This looks different for everyone, and the weather will change what you need to bring. For example, on a bluebird day in the mountains, you might just need a jacket and sunscreen. However, on the same mountain the next day, you might need a thermal, fleece, puffy, and hardshell—you never know.
The topic of what winter clothes to wear is a full article (and perhaps book) unto itself. I’ll get around to that eventually, but in short—it’s always better to bring more than less. You can always take off layers and stuff them in your pack.

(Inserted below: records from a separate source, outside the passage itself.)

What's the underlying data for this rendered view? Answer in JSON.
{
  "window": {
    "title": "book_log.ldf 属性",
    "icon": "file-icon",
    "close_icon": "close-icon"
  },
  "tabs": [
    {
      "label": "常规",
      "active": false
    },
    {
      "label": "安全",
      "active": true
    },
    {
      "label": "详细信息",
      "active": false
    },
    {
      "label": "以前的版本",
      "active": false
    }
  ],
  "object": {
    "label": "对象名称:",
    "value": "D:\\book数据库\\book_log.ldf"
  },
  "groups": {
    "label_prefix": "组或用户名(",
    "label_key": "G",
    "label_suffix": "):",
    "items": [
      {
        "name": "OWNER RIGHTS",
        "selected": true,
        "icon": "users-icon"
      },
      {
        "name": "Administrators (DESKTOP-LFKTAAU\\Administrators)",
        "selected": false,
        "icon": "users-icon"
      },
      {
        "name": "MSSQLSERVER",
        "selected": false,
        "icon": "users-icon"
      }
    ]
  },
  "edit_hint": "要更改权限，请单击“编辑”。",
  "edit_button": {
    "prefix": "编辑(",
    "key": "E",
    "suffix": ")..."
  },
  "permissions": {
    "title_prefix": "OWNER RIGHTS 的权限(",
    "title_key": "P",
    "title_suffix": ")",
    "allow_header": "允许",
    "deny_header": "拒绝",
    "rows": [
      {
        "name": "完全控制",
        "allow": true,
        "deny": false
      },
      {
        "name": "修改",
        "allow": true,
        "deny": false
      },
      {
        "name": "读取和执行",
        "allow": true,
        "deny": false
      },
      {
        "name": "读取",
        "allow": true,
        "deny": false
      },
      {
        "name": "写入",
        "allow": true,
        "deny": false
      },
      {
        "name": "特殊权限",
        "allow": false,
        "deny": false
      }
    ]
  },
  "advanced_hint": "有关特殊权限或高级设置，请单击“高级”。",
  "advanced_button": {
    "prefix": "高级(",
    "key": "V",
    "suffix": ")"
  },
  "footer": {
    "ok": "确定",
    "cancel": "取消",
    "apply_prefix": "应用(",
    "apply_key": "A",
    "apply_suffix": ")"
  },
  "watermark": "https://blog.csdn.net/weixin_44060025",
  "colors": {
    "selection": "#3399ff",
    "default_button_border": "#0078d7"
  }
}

Microspikes are easy-to-attach chains of tiny spikes that you can put on the bottom of your shoe. They’re quick to put on and can be worn with just about any trail runner or hiking boot. They’ll give you fantastic traction on slick, snow-packed trails or even ice.
Snowshoes are best worn when wading through deep snow on flat or low-angle terrain—these suckers will keep you from post-holing up to your knee. They’re not that great on ice, and they’re a waste of energy on snow-packed trails.
When ascending steep or vertical snowy terrain, crampons are the go-to choice. You can wear different crampons with hiking boots, trail runners, or mountaineering boots. They feature long, sharp teeth on the front and bottom that bite into the ice and give you bomber traction.
When traversing steep terrain, it’s best to carry an ice ax with you. Use it to self-arrest in case you slip and begin sliding. These universal tools can also be used for chopping steps and creating anchors for belaying—but make sure you get trained (on easy terrain) before relying on an ice ax.
If you travel into the winter backcountry, bringing avalanche safety gear is always a good idea. This includes a beacon, probe, and shovel (at a bare minimum). Learn how to use these before hiking in terrain with avalanche risk.
A satellite phone is a must-have hiking item, especially if you like to voyage out on your own (and who doesn’t like that?). You can use a satellite phone to communicate when you don’t have service and to signal help in case of an emergency.
Want Something Besides a Hike?
Colorado winter hikes are great, but they’re not for everyone. If you’re looking for a different kind of adventure, you’re in luck—there are plenty of outdoor Colorado winter activities.
Learn about everything there is to do (from skijoring to backcountry skiing to dog sledding) in our article: 19 Must-Try Things to Do in Colorado’s Winter Season.